= The problem =
Even if a line seems odd, print it as it is, and include every record.
─── Data ───
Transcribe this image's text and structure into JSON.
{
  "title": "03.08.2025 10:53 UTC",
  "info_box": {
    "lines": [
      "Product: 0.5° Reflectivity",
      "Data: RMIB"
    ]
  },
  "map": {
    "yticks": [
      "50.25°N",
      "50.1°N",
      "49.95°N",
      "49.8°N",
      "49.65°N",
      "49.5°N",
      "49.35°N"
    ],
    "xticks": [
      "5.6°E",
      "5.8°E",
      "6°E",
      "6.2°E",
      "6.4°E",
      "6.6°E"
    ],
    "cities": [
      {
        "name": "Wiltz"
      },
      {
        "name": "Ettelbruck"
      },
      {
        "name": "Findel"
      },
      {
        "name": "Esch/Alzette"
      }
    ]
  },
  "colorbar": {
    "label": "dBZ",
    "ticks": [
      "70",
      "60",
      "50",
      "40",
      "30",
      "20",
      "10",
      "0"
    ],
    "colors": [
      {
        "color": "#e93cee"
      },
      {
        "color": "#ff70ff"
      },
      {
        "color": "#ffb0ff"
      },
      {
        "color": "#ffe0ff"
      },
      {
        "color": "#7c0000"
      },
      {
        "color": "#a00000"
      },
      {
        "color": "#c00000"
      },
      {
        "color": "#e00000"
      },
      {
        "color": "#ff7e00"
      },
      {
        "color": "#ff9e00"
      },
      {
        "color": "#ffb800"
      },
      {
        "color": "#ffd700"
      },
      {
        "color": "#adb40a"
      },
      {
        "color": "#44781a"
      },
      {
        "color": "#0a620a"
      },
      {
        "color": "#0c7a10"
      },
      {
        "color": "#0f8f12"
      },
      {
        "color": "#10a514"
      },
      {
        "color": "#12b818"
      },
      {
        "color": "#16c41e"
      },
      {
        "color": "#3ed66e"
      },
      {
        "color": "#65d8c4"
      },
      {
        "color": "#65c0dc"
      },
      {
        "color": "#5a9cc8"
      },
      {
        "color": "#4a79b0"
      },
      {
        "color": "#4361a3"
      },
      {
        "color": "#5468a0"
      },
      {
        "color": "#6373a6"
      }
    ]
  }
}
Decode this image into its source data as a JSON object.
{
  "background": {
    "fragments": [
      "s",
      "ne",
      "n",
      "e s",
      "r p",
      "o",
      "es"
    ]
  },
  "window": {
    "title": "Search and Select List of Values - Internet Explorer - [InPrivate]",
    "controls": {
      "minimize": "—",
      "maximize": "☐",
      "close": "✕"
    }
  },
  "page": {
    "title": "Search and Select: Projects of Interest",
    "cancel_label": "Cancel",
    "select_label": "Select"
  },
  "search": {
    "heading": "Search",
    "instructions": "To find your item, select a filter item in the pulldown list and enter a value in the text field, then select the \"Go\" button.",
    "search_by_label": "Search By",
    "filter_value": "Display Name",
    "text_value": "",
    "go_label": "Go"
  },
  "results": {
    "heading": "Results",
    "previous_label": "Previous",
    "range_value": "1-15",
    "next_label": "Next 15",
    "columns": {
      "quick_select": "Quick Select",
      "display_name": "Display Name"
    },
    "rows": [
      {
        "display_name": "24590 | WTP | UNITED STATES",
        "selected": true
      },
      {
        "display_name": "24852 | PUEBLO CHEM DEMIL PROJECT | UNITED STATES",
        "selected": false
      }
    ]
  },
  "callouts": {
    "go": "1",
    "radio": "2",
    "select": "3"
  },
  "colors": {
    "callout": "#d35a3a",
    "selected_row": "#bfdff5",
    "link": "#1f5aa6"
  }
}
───
= The answer =
Transcribe this image's text and structure into JSON.
{
  "title": "03.08.2025 10:53 UTC",
  "info_box": {
    "lines": [
      "Product: 0.5° Reflectivity",
      "Data: RMIB"
    ]
  },
  "map": {
    "yticks": [
      "50.25°N",
      "50.1°N",
      "49.95°N",
      "49.8°N",
      "49.65°N",
      "49.5°N",
      "49.35°N"
    ],
    "xticks": [
      "5.6°E",
      "5.8°E",
      "6°E",
      "6.2°E",
      "6.4°E",
      "6.6°E"
    ],
    "cities": [
      {
        "name": "Wiltz"
      },
      {
        "name": "Ettelbruck"
      },
      {
        "name": "Findel"
      },
      {
        "name": "Esch/Alzette"
      }
    ]
  },
  "colorbar": {
    "label": "dBZ",
    "ticks": [
      "70",
      "60",
      "50",
      "40",
      "30",
      "20",
      "10",
      "0"
    ],
    "colors": [
      {
        "color": "#e93cee"
      },
      {
        "color": "#ff70ff"
      },
      {
        "color": "#ffb0ff"
      },
      {
        "color": "#ffe0ff"
      },
      {
        "color": "#7c0000"
      },
      {
        "color": "#a00000"
      },
      {
        "color": "#c00000"
      },
      {
        "color": "#e00000"
      },
      {
        "color": "#ff7e00"
      },
      {
        "color": "#ff9e00"
      },
      {
        "color": "#ffb800"
      },
      {
        "color": "#ffd700"
      },
      {
        "color": "#adb40a"
      },
      {
        "color": "#44781a"
      },
      {
        "color": "#0a620a"
      },
      {
        "color": "#0c7a10"
      },
      {
        "color": "#0f8f12"
      },
      {
        "color": "#10a514"
      },
      {
        "color": "#12b818"
      },
      {
        "color": "#16c41e"
      },
      {
        "color": "#3ed66e"
      },
      {
        "color": "#65d8c4"
      },
      {
        "color": "#65c0dc"
      },
      {
        "color": "#5a9cc8"
      },
      {
        "color": "#4a79b0"
      },
      {
        "color": "#4361a3"
      },
      {
        "color": "#5468a0"
      },
      {
        "color": "#6373a6"
      }
    ]
  }
}
Decode this image into its source data as a JSON object.
{
  "background": {
    "fragments": [
      "s",
      "ne",
      "n",
      "e s",
      "r p",
      "o",
      "es"
    ]
  },
  "window": {
    "title": "Search and Select List of Values - Internet Explorer - [InPrivate]",
    "controls": {
      "minimize": "—",
      "maximize": "☐",
      "close": "✕"
    }
  },
  "page": {
    "title": "Search and Select: Projects of Interest",
    "cancel_label": "Cancel",
    "select_label": "Select"
  },
  "search": {
    "heading": "Search",
    "instructions": "To find your item, select a filter item in the pulldown list and enter a value in the text field, then select the \"Go\" button.",
    "search_by_label": "Search By",
    "filter_value": "Display Name",
    "text_value": "",
    "go_label": "Go"
  },
  "results": {
    "heading": "Results",
    "previous_label": "Previous",
    "range_value": "1-15",
    "next_label": "Next 15",
    "columns": {
      "quick_select": "Quick Select",
      "display_name": "Display Name"
    },
    "rows": [
      {
        "display_name": "24590 | WTP | UNITED STATES",
        "selected": true
      },
      {
        "display_name": "24852 | PUEBLO CHEM DEMIL PROJECT | UNITED STATES",
        "selected": false
      }
    ]
  },
  "callouts": {
    "go": "1",
    "radio": "2",
    "select": "3"
  },
  "colors": {
    "callout": "#d35a3a",
    "selected_row": "#bfdff5",
    "link": "#1f5aa6"
  }
}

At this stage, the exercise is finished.